■ **EXERCISE**: In the records below, find the line containing "Read all visible content and emit it as JSON."; give it again exactly, along with every line that follows, and nothing else.

■ **RECORDS TO USE**:
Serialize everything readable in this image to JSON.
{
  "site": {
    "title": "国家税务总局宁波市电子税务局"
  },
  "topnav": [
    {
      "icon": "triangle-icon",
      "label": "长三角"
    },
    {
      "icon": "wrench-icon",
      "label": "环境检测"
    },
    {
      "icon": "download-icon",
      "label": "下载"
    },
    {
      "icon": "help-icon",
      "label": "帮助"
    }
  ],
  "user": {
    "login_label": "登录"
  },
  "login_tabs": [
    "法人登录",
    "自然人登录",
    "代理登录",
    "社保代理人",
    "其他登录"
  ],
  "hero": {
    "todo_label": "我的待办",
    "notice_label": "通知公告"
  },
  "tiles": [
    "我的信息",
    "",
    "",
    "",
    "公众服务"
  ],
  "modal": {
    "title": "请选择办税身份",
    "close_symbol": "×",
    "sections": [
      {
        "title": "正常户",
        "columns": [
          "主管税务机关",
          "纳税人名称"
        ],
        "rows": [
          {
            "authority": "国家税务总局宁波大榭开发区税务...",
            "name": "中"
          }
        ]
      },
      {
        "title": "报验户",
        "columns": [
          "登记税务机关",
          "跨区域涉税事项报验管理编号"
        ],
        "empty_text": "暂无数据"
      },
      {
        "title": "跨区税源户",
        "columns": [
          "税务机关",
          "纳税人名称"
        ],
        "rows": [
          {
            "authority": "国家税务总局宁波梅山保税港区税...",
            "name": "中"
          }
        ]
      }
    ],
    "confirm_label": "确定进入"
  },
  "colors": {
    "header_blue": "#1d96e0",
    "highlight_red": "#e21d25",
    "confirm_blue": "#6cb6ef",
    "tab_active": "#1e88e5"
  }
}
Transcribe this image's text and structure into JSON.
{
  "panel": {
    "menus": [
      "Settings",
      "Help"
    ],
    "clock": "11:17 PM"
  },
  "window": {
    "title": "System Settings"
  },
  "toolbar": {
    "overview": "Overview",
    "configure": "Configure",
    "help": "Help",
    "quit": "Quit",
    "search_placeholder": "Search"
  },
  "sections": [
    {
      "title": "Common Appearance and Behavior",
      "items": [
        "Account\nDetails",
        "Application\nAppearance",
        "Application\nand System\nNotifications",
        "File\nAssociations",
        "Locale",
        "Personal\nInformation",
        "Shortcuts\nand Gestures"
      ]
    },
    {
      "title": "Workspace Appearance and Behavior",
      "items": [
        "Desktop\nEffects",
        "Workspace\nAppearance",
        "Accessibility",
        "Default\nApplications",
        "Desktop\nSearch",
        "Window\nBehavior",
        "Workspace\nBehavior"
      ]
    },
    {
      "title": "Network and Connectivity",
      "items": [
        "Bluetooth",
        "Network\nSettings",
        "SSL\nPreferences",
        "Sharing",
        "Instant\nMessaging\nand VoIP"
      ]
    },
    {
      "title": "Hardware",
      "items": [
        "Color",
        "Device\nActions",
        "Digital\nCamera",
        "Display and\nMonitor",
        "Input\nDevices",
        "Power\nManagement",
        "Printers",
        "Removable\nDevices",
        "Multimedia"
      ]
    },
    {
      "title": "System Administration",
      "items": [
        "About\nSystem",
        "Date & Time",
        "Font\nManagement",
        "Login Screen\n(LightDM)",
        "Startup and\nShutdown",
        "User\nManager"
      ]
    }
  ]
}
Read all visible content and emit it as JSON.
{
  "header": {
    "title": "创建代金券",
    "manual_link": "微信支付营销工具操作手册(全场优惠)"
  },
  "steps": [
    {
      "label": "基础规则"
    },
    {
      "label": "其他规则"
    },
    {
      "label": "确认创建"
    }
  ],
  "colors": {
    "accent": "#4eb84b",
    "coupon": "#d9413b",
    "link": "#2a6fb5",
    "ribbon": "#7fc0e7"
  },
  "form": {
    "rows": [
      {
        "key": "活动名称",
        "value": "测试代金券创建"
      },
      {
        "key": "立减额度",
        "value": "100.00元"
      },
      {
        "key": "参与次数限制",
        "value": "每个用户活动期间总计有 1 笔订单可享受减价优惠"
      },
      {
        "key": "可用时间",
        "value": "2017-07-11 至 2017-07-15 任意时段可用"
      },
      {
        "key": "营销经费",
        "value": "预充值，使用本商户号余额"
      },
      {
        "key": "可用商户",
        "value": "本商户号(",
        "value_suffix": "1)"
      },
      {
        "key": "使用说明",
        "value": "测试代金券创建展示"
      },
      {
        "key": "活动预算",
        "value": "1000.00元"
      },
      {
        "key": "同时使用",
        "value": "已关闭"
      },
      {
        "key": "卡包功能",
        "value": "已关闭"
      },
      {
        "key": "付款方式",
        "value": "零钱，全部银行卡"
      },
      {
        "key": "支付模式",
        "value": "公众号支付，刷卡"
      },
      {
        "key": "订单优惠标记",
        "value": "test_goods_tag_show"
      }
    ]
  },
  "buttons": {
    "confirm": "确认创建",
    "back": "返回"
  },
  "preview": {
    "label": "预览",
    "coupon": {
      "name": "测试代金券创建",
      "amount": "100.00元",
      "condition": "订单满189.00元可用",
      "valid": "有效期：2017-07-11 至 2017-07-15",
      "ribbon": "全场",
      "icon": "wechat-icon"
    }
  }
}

■ **ANSWER SPACE**:
Read all visible content and emit it as JSON.
{
  "header": {
    "title": "创建代金券",
    "manual_link": "微信支付营销工具操作手册(全场优惠)"
  },
  "steps": [
    {
      "label": "基础规则"
    },
    {
      "label": "其他规则"
    },
    {
      "label": "确认创建"
    }
  ],
  "colors": {
    "accent": "#4eb84b",
    "coupon": "#d9413b",
    "link": "#2a6fb5",
    "ribbon": "#7fc0e7"
  },
  "form": {
    "rows": [
      {
        "key": "活动名称",
        "value": "测试代金券创建"
      },
      {
        "key": "立减额度",
        "value": "100.00元"
      },
      {
        "key": "参与次数限制",
        "value": "每个用户活动期间总计有 1 笔订单可享受减价优惠"
      },
      {
        "key": "可用时间",
        "value": "2017-07-11 至 2017-07-15 任意时段可用"
      },
      {
        "key": "营销经费",
        "value": "预充值，使用本商户号余额"
      },
      {
        "key": "可用商户",
        "value": "本商户号(",
        "value_suffix": "1)"
      },
      {
        "key": "使用说明",
        "value": "测试代金券创建展示"
      },
      {
        "key": "活动预算",
        "value": "1000.00元"
      },
      {
        "key": "同时使用",
        "value": "已关闭"
      },
      {
        "key": "卡包功能",
        "value": "已关闭"
      },
      {
        "key": "付款方式",
        "value": "零钱，全部银行卡"
      },
      {
        "key": "支付模式",
        "value": "公众号支付，刷卡"
      },
      {
        "key": "订单优惠标记",
        "value": "test_goods_tag_show"
      }
    ]
  },
  "buttons": {
    "confirm": "确认创建",
    "back": "返回"
  },
  "preview": {
    "label": "预览",
    "coupon": {
      "name": "测试代金券创建",
      "amount": "100.00元",
      "condition": "订单满189.00元可用",
      "valid": "有效期：2017-07-11 至 2017-07-15",
      "ribbon": "全场",
      "icon": "wechat-icon"
    }
  }
}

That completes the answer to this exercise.